Black bears (Ursus americanus) have historically been considered an uncommon host for sarcoptic mange. However, over the last 25 yr, sarcoptic mange has been increasingly reported in black bears in the northeastern US. Syndromic monitoring is the most common surveillance approach for mange in bears, but tools to monitor exposure to Sarcoptes scabiei in bear populations have not been thoroughly evaluated under field conditions. In this study, we validated a commercially available enzyme-linked immunosorbent assay (ELISA), designed to detect antibodies against S. scabiei in dogs, for use in black bears with a sensitivity and specificity of 95.6% and 96.6%, respectively. To further examine the performance of this assay, serial serum samples from seven black bears with confirmed sarcoptic mange were collected posttreatment to determine the persistence of detectable antibody response with the ELISA. Antibodies in black bears waned to below the limit of detection between 4 and 14 wk, suggesting that serology studies might underestimate the number of exposed black bears after antibodies have waned. State-wide serosurveys in Pennsylvania from hunter-harvested black bears in 2017 and 2018 showed a significant difference in seroprevalence between regions with high occurrence of mange (mean seroprevalence 6.7%, range of 6.6–6.8%) and low occurrence of mange (no seropositive black bears were detected). Within Pennsylvania, these data indicate that the geographic distribution of exposure to S. scabiei, based on serologic testing, generally reflects the distribution of overt disease, as determined by syndromic surveillance. Collectively, these results indicate the evaluated ELISA is an effective tool for monitoring S. scabiei exposure in bear populations and provides the framework for additional studies regarding sarcoptic mange epidemiology in black bears.

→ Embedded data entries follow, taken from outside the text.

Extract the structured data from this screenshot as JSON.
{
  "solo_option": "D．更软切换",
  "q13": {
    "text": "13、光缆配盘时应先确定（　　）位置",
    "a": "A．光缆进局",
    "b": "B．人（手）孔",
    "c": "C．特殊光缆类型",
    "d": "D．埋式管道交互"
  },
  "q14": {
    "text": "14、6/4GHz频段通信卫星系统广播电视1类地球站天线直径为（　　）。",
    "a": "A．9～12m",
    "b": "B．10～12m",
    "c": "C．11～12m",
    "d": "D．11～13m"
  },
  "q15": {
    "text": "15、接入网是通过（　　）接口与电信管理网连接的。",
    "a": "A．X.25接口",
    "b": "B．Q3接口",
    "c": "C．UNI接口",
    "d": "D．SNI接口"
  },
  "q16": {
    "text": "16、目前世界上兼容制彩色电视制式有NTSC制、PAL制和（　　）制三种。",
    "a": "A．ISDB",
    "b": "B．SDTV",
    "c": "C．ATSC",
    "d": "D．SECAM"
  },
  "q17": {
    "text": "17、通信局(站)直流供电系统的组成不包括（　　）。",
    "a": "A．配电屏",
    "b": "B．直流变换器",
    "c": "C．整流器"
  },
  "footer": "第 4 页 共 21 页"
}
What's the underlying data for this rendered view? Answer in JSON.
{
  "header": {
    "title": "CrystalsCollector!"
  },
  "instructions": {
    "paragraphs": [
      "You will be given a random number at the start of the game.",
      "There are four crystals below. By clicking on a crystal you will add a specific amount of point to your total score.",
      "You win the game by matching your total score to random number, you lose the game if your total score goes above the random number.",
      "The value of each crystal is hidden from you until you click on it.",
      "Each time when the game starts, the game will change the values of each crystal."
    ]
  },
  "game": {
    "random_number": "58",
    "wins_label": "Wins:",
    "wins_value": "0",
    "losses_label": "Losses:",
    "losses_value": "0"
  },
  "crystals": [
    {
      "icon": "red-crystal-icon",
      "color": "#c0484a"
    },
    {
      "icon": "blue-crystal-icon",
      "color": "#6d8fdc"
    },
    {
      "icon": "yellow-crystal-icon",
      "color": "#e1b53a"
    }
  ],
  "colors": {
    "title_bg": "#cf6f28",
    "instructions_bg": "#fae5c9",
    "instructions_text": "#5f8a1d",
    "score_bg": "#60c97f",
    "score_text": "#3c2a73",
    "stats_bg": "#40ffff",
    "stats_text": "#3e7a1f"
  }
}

All Science Journal Classification (ASJC) codes
- Ecology, Evolution, Behavior and Systematics